In recent months, the Israeli-Palestinian conflict has been the focus of renewed interest and attention, largely stemming from President Donald Trump’s promised “deal of the century” peace plan. Nearly two years after the idea first became public following Palestinian Authority (PA) President Mahmoud Abbas’ 2017 meeting with Trump at the UN General Assembly, the full details of the plan remain unclear. The economic elements were released in the run-up to the administration’s “economic workshop” in Bahrain in June, but the political components are still under wraps, and according to media reports, they may not be made public until after the Israeli elections in mid-September.
Few observers back then warned that Erdoğan’s pro-West façade was fake and his deep adherence to political Islam, an enemy of the Western civilization, would one day urge him to seek non-Western alliances.
Turkey’s choice of a Russian-made air defense system that is primarily designated to hit NATO aerial assets is a reflection of its anticipation of an aerial military conflict with a NATO member in the future.
No doubt, the S-400 is also a sign of Erdogan’s disregard for Turkey’s increasingly problematic place in the Western alliance. Erdoğan’s ideologues keep on portraying the U. S. as an “enemy country” while many Turks increasingly buy that line. Seven out of 10 Turks now report feeling threatened by U.S. power
When it was signed four years ago, the Iran nuclear deal was widely perceived as a diplomatic triumph, a move that would help reintegrate Iran into the global economy and restore its relations with the West. Things haven’t quite turned out that way, however.
Although some of the groups involved have exclusively Iraqi roots, the “mobilization” as a whole could be regarded as Iran’s Trojan army in Iraq.

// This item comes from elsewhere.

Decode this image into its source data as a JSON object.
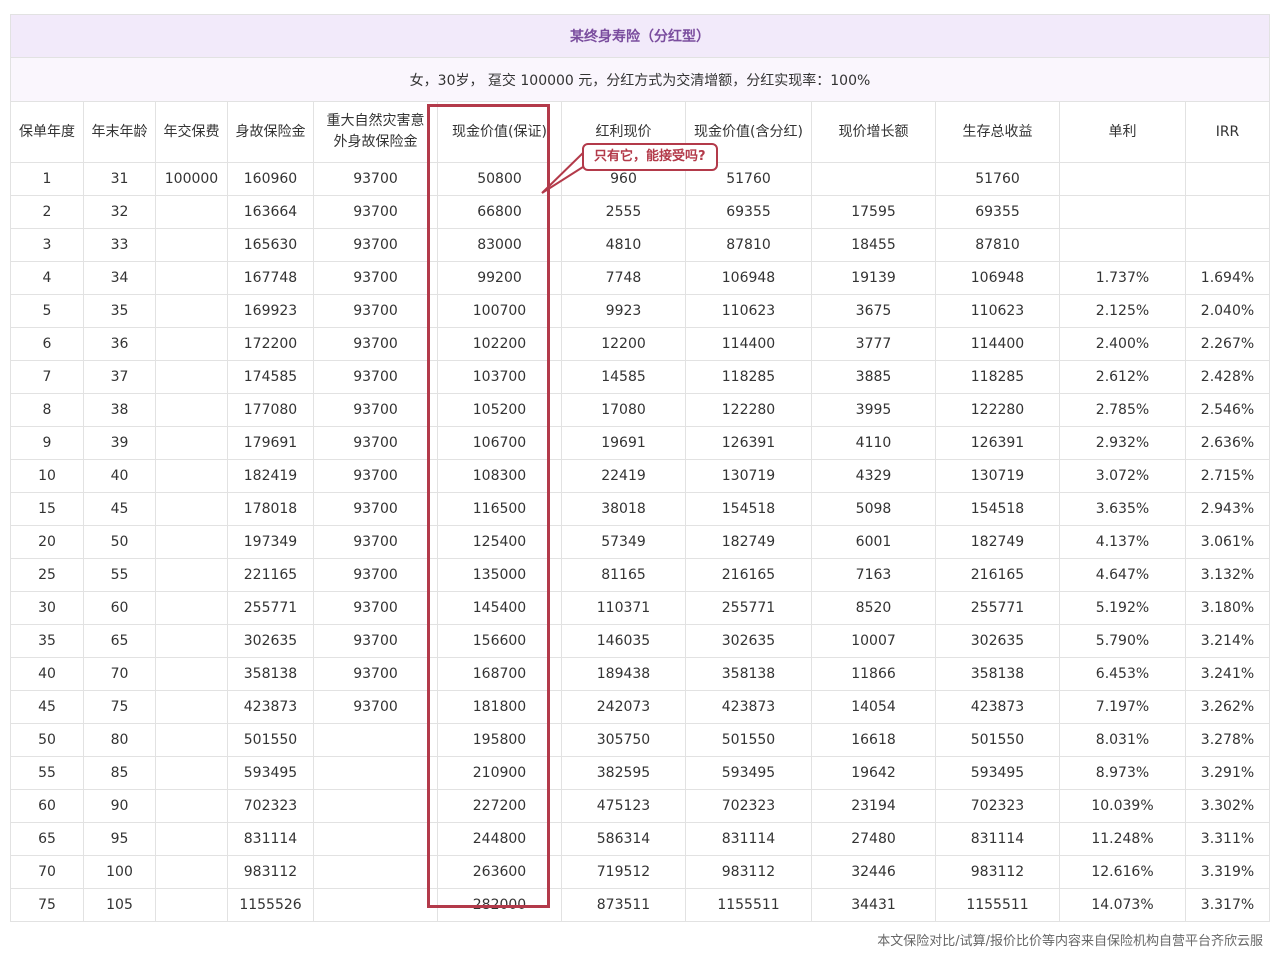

From its first days, the Khomeinist regime in Tehran regarded most Arab nations as artificial states created by colonial powers around an army of natives they had created as a means of controlling the population. Thus, revolutionary Iran had to disband or at least weaken those armies by creating Arab revolutionary armies loyal to the ayatollah.
Despite these attacks, and attempted attacks, the EU, despite its ceaseless moral sanctimony, continues to soften its tone toward Iran, presumably out of a zeal for doing business even with a country designated the world’s leading state sponsor of terrorism.
“There are Jews everywhere. We must attack every Jew on planet Earth! We must slaughter and kill them, with Allah’s help. We will lacerate and tear them to pieces.” — Fathi Hammad, Hamas senior leader, at a rally near the Gaza-Israel border, July 14, 2019.
In a short statement released earlier today via Telegram, al Qaeda in the Arabian Peninsula (AQAP) responded to a recent documentary produced by Qatar’s Al Jazeera news channel.
The report, considered the most important indicator of internal security in Germany, draws a bleak picture and raises questions about the government’s apparent passivity in face of mounting threats…. Meanwhile, the Erdoğan-aligned Islamist movement Millî Görüş (Turkish for “National Vision”), which has around 10,000 members in Germany, is the second-largest Islamist group in the country (the Salafist movement is now the largest Islamist grouping in Germany). Millî Görüş is strongly opposed to Muslim integration into European society.
The Lebanese authorities’ measures against Palestinians again highlight the discrimination Palestinians have long been facing in this Arab country. “Palestinians in Lebanon,” according to a 2017 report by the Associated Press, “suffer discrimination in nearly every aspect of daily life…” Lebanese law restricts Palestinians’ ability to work in several professions, including law, medicine and engineering, and bars them from receiving social security benefits. In 2001, the Lebanese parliament also passed a law prohibiting Palestinians from owning property.
As the American-sponsored “Peace to Prosperity” workshop in Bahrain came to a close at the end of June, Palestinian President Mahmoud Abbas continued his lobbying efforts to denounce the U.S. peace plan and the Manama summit. During a press conference held with his Chilean counterpart in Ramallah, the octogenarian leader reiterated the importance of a political solution prior to the implementation of regional economic projects like those proposed in the White House’s plan. Abbas’ simultaneous emphasis on Palestinian national rights and bilateral relations with Chile in the context of the Manama conference was by no means a coincidence. With the increased influence of right-wing populism and evangelicalism, Abbas has seen the region’s historic commitment to the Palestinian cause wane. These internal changes, along with a pivot toward Washington, have, in turn, aided Israeli Prime Minister Benjamin Netanyahu in making further inroads on the South American continent.